Day 2 began early in the dark and cold. Breakfast was terrible and the hostel workers were hostile, so we were on our way without delay. The theme of the day was rocks and more rocks. The pictures don’t do it justice, but it was magical to drive for an hour or more seeing this:
And then suddenly to see this:
The magic of nature! It was fascinating how the elements and time combined to plop down these rock playgrounds at random intervals. We had a blast exploring although the rest of the group was definitely more adventuresome than we were. Climbing is not among my skills.
“And if you go chasing rabbits, and you know you’re going to fall
Tell ’em a hookah-smoking caterpillar has given you the call”
Go Ask Alice was my mental soundtrack often throughout this surreal trip.
This view reminded me of a sand art picture someone had when I was a kid.
Despite the desolate landscape, we saw some animals on the trip in addition to the flamingos and viscacha.
One challenge of the long drives is the lack of bathrooms or shelter for a “natural” bathroom. We were all desperate on the second day, which wasn’t a big issue for the men but a hardship for us women. At one stop we found some scrubby bushes, but when I saw evidence of prior use, I managed to hold off until we hit a store about 2 minutes from our hotel. Not a moment too soon!
We stayed in a salt hostel the second night. The tables, chairs, beds, and interior walls were all made of salt. It was still frigid, but the accommodations were slightly better – we had a private, windowless room – and the workers were friendly.

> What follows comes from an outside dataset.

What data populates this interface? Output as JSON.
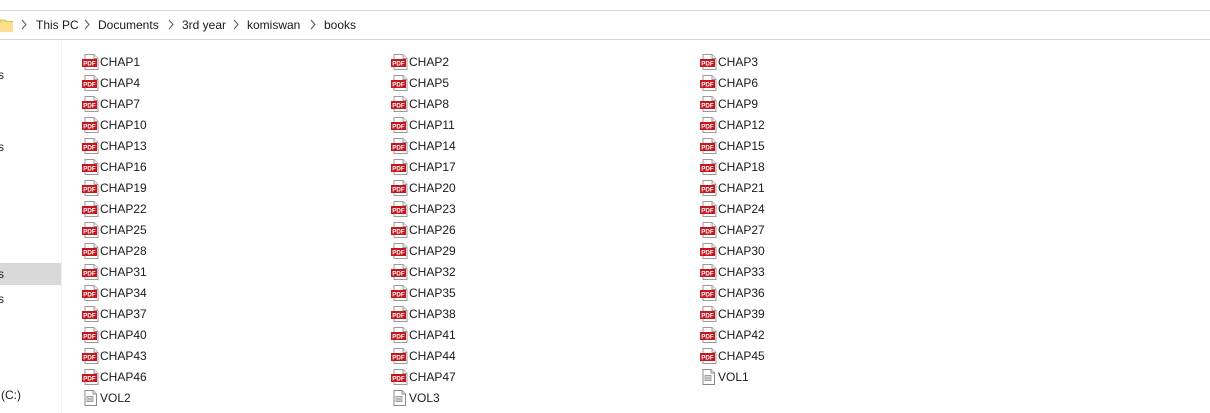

In order to see the sunrise from Incahuasi Island, we were on the road shortly after 5 a.m. on the third and final day. Of course, there was no road; we were driving in the dark across the salt flats. It was disorienting: I felt as though we weren’t moving because the landscape never changed – the salt flat is over 4,000 square miles! I spent the entire day convinced we were on a frozen lake as opposed to a salt flat. I kept expecting to see some ice shanties and snowmobiles.
The island was amazing. It was the top of a volcano back when the salt flat was covered by a sea. Now it is covered by cacti, but you can still see the coral and other fossils. We got there and hoofed it to the top to get perfect pictures of the sunrise. For some reason, I had a hard time getting to the top, possibly due to the altitude or because I am not a morning person, but I managed to get there in time to see the sunrise along with a crowd of tourists. I tend to find sunrises overrated (don’t get me started on the Grand Canyon sunrise trip!) but this one was spectacular.

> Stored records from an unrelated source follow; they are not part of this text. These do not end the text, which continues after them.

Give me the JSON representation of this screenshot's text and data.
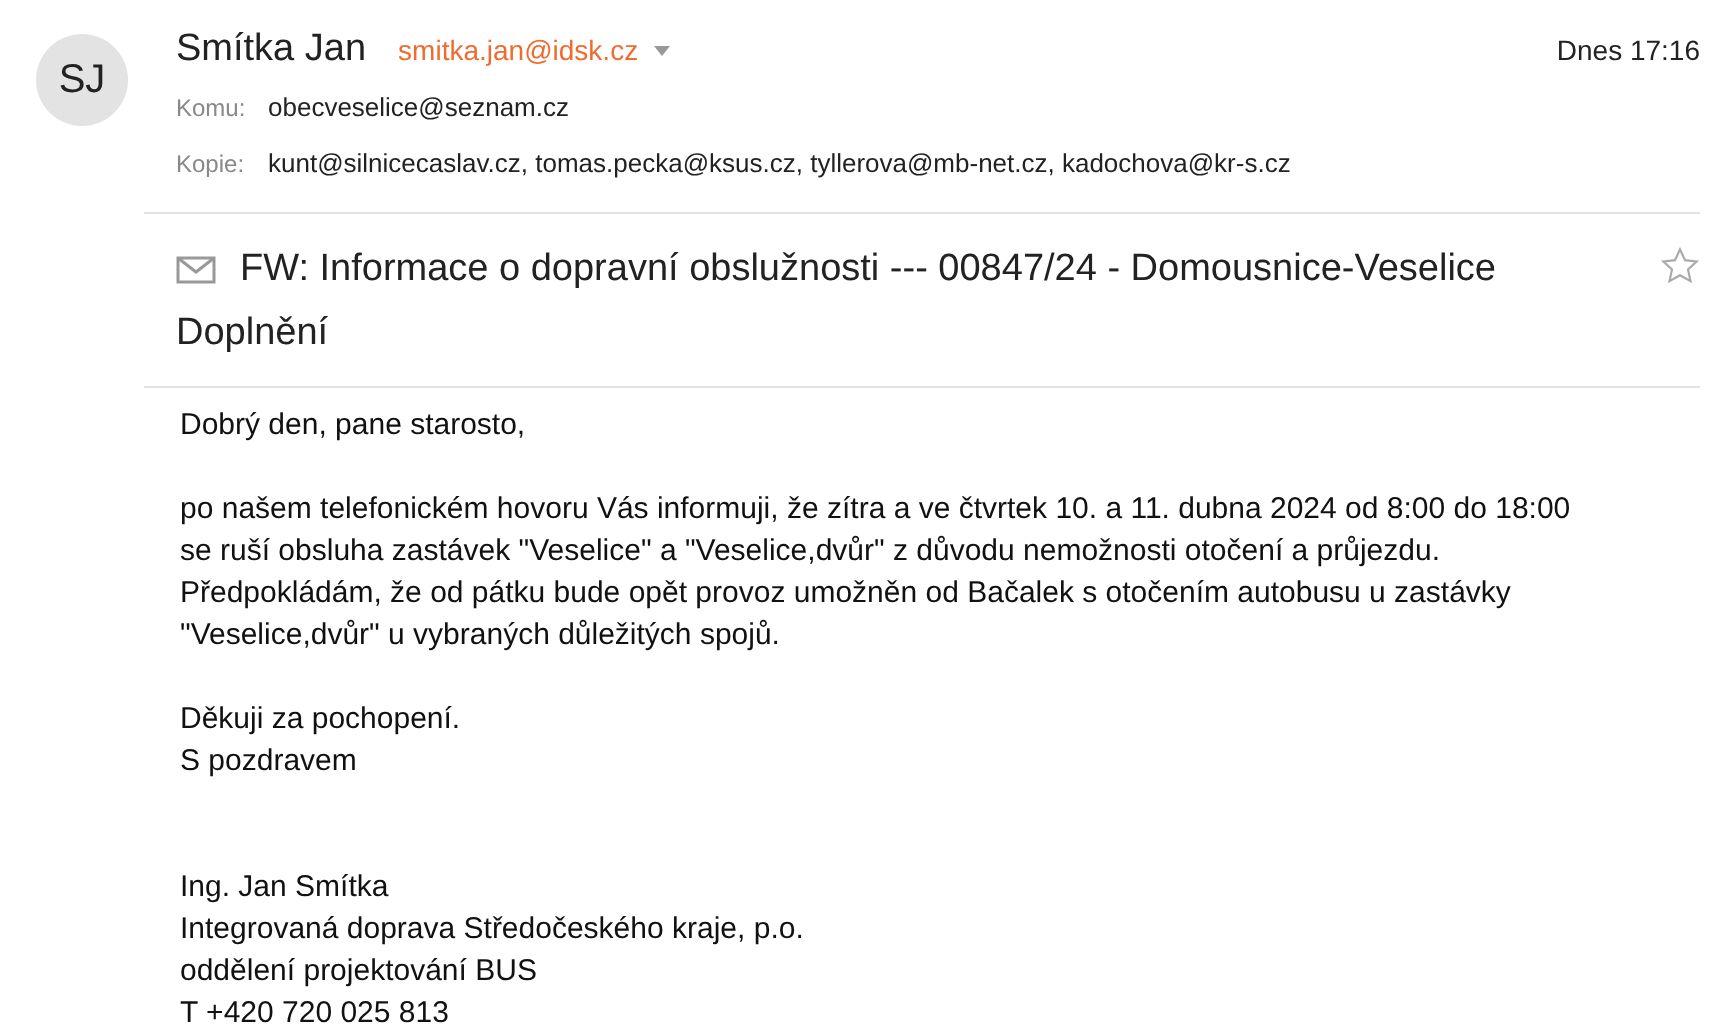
{
  "sender": {
    "initials": "SJ",
    "name": "Smítka Jan",
    "email": "smitka.jan@idsk.cz",
    "date": "Dnes 17:16"
  },
  "recipients": [
    {
      "label": "Komu:",
      "value": "obecveselice@seznam.cz"
    },
    {
      "label": "Kopie:",
      "value": "kunt@silnicecaslav.cz, tomas.pecka@ksus.cz, tyllerova@mb-net.cz, kadochova@kr-s.cz"
    }
  ],
  "subject": {
    "lines": [
      "FW: Informace o dopravní obslužnosti --- 00847/24 - Domousnice-Veselice",
      "Doplnění"
    ],
    "starred": false
  },
  "body": [
    [
      "Dobrý den, pane starosto,"
    ],
    [
      "po našem telefonickém hovoru Vás informuji, že zítra a ve čtvrtek 10. a 11. dubna 2024 od 8:00 do 18:00",
      "se ruší obsluha zastávek \"Veselice\" a \"Veselice,dvůr\" z důvodu nemožnosti otočení a průjezdu.",
      "Předpokládám, že od pátku bude opět provoz umožněn od Bačalek s otočením autobusu u zastávky",
      "\"Veselice,dvůr\" u vybraných důležitých spojů."
    ],
    [
      "Děkuji za pochopení.",
      "S pozdravem"
    ],
    [
      "Ing. Jan Smítka",
      "Integrovaná doprava Středočeského kraje, p.o.",
      "oddělení projektování BUS",
      "T +420 720 025 813"
    ]
  ]
}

After breakfast we zoomed across the
ice salt to get to the “perfect” spot for our photo shoot. Due to the expanse, the horizon is messed up and the shots are surreal. We played around for a couple of hours. Beatriz and Jorge came well prepared – shots off the salt flat!
After a fast stop at a salt hotel, which apparently was only open for the Dakar rally, and a small town for trinkets, we were on the outskirts of Uyuni at the Train Graveyard. This is always the part of every trip when Matt and I would call it a day, but the tour operators want to give you your money’s worth even if obviously not everyone welcomed tourists.
Uyuni was a desolate, depressing town. While there was plenty of space because it was surrounded by the salt flat, there was garbage dumped on just about every corner. I couldn’t imagine why anyone would live there if they had a choice. I asked our guide if he lived there and he spoke with pride as to how healthy it was there and how people never get sick because they have a good quality of life. I was stunned, but to each their own. We checked into one of the nicest salt hotels in town (at about $55 a night) and enjoyed the hot shower and comfy beds!
“What a long, strange trip it’s been” sums up the Uyuni salt flat tour perfectly!